Your answer should repeat every line of the records below in which the word "contact" appears.

------------------------

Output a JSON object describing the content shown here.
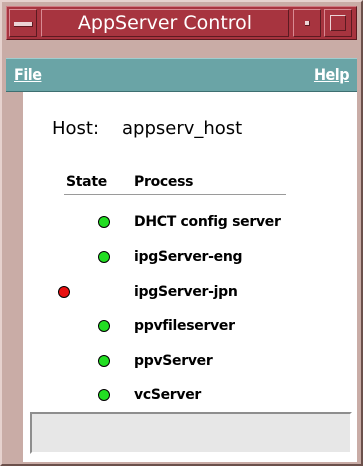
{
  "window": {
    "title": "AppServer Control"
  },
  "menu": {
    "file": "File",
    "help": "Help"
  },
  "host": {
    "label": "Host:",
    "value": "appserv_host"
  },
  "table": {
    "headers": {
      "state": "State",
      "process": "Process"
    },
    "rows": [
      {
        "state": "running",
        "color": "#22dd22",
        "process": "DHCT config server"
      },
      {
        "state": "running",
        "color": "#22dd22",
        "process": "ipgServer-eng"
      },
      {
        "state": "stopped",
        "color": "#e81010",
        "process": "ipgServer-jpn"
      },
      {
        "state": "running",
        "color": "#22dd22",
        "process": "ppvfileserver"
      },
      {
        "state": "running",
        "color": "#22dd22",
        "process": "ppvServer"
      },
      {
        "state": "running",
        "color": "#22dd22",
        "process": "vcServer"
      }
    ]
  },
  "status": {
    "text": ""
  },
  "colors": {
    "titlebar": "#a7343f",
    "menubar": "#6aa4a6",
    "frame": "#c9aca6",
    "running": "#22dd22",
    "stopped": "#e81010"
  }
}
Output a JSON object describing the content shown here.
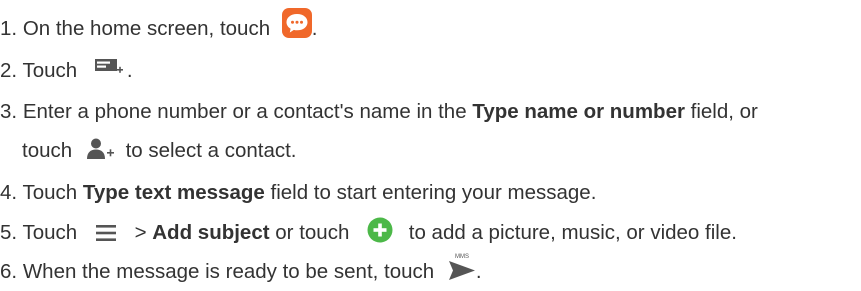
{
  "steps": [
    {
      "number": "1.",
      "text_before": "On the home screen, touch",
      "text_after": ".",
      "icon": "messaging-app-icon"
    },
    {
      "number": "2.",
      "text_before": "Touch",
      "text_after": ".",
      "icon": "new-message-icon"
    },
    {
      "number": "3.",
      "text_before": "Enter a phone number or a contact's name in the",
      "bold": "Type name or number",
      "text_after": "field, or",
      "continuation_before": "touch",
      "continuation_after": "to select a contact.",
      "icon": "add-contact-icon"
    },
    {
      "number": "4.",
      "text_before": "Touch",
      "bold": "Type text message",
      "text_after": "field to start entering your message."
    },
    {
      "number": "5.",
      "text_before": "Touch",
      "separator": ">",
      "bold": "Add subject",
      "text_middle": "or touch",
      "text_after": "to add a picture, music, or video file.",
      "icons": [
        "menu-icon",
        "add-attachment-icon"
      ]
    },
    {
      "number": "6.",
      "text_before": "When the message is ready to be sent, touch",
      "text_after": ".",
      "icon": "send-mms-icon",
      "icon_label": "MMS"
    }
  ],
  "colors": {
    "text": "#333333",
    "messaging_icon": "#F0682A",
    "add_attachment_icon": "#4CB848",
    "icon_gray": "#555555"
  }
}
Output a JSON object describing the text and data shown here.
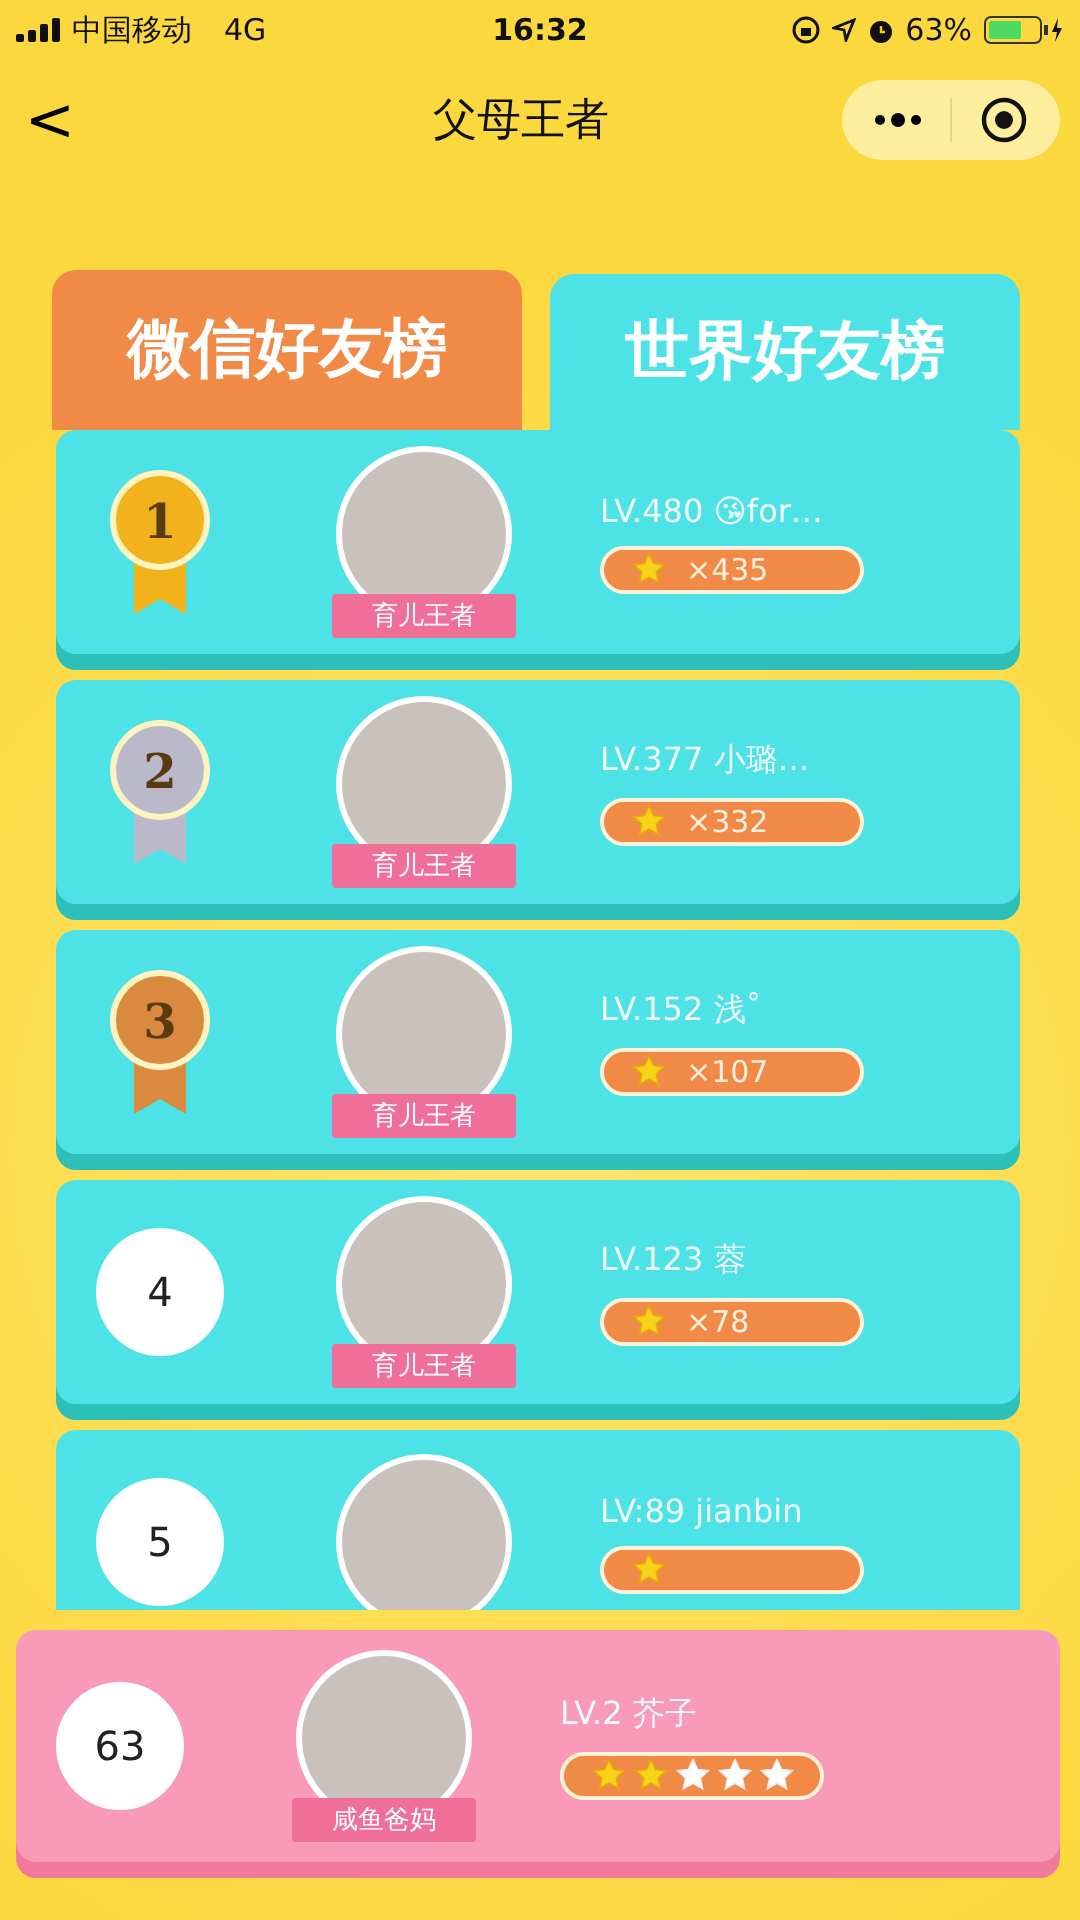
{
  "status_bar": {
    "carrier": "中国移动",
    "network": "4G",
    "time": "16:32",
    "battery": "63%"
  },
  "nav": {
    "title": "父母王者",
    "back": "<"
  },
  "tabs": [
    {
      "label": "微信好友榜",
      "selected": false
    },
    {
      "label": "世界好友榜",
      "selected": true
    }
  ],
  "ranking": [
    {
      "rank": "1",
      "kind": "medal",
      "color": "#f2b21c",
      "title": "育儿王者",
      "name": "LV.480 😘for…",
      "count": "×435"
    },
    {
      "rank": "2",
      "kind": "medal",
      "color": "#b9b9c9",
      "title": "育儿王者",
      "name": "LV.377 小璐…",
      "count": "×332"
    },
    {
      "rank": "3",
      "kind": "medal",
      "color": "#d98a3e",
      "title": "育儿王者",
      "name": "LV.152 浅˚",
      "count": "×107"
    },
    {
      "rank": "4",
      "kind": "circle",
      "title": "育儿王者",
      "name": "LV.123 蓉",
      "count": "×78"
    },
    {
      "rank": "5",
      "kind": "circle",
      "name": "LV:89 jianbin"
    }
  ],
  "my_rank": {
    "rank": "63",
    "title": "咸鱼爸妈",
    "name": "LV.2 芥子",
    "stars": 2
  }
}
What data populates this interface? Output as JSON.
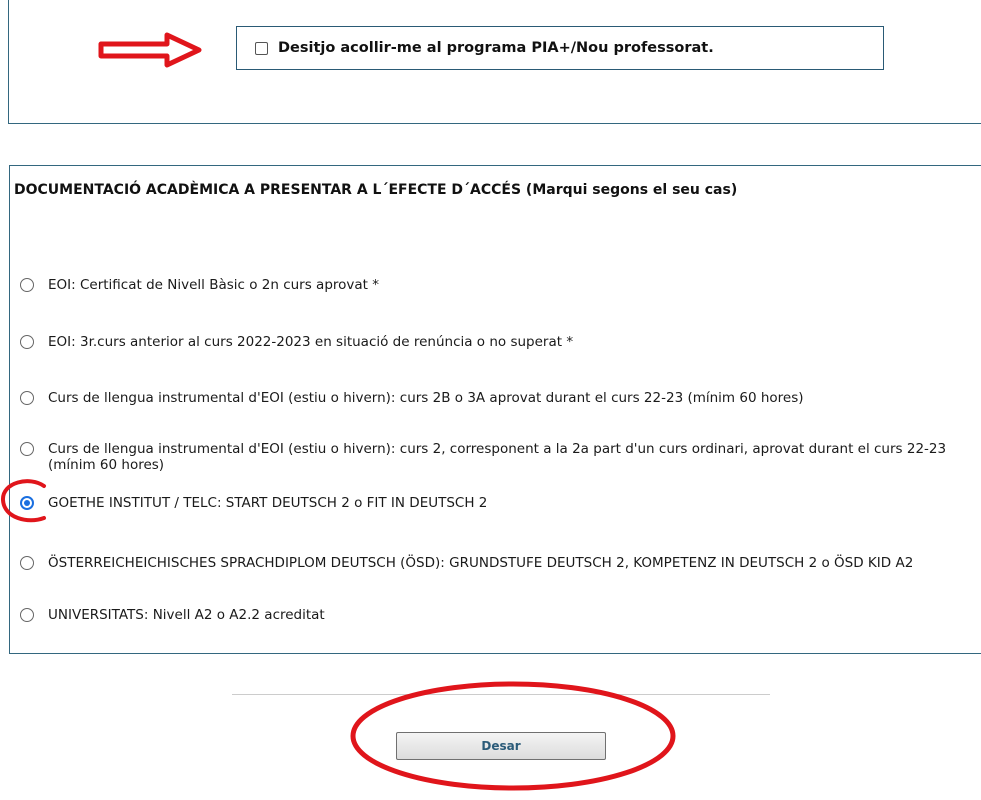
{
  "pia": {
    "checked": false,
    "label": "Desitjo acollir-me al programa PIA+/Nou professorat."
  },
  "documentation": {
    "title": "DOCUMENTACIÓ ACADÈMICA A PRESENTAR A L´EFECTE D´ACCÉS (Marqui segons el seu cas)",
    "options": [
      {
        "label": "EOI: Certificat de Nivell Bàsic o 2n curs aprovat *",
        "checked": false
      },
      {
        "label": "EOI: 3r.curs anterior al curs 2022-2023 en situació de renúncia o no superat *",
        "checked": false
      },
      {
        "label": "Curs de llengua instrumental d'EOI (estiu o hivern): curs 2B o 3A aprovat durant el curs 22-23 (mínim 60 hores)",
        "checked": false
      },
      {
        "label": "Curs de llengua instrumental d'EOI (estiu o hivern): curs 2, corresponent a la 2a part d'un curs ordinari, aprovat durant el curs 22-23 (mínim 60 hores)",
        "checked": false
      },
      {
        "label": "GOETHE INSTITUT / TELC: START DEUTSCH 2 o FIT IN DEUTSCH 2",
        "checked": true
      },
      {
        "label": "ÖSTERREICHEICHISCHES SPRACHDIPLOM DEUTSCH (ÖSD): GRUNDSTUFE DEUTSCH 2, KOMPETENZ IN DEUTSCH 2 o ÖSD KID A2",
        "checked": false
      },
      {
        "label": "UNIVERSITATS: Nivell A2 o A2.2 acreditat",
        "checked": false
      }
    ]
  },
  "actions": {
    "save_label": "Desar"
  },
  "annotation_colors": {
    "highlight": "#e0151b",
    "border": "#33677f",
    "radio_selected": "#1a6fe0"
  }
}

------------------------

## Response below
      "text_before": "Enter a phone number or a contact's name in the",
      "continuation_after": "to select a contact.",
      "icon": "add-contact-icon"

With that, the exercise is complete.